**What you are asked to do:**
Lines below that include the word "John" should each be copied.

=== Begin Enclosure ===

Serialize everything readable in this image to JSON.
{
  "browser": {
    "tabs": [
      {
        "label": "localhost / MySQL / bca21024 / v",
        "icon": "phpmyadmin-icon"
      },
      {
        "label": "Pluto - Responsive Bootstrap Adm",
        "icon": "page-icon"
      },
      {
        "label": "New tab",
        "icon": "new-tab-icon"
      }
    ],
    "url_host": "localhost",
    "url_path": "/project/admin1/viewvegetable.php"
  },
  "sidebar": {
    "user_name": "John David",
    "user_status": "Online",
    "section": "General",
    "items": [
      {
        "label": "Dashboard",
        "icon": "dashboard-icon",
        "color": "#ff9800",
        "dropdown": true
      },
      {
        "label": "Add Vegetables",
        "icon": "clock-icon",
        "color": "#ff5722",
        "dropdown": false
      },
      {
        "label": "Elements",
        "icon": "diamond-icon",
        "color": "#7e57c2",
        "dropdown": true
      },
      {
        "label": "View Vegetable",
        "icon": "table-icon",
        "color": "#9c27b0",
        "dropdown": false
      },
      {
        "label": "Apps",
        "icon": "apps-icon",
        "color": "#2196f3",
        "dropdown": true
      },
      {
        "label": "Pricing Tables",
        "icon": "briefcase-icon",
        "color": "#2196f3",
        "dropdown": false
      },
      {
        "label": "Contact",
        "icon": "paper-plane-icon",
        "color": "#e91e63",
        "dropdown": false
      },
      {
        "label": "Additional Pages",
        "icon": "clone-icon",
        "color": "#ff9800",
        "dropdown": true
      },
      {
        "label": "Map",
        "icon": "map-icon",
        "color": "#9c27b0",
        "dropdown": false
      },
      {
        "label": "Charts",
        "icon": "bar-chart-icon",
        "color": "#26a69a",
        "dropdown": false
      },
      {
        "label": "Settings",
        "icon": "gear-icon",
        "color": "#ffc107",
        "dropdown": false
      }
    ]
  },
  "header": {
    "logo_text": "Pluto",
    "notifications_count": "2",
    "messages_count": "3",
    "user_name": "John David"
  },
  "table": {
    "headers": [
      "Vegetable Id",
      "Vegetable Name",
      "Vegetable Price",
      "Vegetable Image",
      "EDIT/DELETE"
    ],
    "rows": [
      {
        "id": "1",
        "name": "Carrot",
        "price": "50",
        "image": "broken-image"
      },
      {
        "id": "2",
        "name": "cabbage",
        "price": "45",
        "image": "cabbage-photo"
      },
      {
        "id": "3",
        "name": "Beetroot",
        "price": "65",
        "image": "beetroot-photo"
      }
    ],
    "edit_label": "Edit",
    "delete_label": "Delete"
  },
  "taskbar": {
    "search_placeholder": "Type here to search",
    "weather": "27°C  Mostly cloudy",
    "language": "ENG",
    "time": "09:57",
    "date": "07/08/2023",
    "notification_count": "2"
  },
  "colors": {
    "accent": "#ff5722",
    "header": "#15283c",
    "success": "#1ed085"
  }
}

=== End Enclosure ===

**Exercise result:**
    "user_name": "John David",
    "user_name": "John David"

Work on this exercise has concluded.